BEGIN

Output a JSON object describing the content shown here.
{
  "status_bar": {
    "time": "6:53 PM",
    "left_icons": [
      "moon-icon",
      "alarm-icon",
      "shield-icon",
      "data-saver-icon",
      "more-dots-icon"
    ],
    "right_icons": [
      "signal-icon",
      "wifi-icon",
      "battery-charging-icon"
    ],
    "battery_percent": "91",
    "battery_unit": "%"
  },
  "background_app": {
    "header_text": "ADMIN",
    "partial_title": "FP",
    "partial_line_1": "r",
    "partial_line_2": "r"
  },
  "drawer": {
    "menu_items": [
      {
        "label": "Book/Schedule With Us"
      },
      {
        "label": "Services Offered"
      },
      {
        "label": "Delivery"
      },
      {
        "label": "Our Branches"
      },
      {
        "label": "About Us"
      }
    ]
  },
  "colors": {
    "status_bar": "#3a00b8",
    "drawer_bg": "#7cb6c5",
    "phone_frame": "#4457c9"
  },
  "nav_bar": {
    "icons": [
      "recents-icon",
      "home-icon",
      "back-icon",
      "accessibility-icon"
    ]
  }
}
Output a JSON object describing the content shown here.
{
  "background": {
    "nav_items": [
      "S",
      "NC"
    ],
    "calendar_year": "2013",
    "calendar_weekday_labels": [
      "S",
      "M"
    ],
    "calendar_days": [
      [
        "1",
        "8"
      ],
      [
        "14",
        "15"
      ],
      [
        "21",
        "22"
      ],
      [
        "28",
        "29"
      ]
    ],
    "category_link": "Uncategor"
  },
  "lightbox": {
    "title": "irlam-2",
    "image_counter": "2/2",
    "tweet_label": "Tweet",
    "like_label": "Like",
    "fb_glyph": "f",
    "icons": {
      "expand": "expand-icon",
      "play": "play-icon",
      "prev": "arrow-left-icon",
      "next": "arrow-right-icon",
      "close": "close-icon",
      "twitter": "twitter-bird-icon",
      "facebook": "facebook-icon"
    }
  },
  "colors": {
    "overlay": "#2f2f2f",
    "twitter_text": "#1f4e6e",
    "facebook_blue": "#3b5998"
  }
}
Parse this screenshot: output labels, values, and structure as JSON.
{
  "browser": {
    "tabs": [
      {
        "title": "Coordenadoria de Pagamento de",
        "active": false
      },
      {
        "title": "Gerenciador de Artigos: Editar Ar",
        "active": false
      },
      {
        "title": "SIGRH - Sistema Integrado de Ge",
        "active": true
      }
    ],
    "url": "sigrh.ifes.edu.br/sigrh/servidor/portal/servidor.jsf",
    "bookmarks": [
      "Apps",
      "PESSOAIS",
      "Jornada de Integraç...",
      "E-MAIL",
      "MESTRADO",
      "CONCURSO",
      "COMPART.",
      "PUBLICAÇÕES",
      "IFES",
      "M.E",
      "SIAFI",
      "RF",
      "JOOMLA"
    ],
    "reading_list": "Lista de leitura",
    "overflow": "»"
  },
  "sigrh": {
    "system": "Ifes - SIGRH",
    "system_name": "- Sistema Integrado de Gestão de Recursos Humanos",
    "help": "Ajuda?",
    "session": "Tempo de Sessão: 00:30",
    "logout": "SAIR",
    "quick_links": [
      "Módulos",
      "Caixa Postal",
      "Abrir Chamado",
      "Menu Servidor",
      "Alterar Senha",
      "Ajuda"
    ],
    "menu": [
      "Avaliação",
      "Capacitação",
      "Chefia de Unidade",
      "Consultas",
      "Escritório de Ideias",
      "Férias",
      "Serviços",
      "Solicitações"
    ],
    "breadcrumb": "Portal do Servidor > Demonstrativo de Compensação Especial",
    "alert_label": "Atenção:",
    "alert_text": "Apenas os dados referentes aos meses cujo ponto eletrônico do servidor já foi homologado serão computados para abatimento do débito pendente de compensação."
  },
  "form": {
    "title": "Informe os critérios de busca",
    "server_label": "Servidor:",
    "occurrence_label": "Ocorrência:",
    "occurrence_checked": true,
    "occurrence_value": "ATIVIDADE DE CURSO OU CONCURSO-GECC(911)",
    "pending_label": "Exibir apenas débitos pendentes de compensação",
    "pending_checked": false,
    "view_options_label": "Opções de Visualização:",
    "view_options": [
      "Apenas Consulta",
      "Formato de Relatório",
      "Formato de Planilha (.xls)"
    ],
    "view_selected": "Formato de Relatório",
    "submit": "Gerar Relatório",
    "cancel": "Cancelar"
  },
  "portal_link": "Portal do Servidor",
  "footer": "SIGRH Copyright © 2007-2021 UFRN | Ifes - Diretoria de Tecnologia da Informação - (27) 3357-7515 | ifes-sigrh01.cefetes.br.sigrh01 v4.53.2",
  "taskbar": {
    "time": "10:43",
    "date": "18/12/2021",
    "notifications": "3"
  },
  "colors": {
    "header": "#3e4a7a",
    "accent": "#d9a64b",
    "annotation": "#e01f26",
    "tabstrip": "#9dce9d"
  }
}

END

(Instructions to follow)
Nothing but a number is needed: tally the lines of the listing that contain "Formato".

(Answer box)
3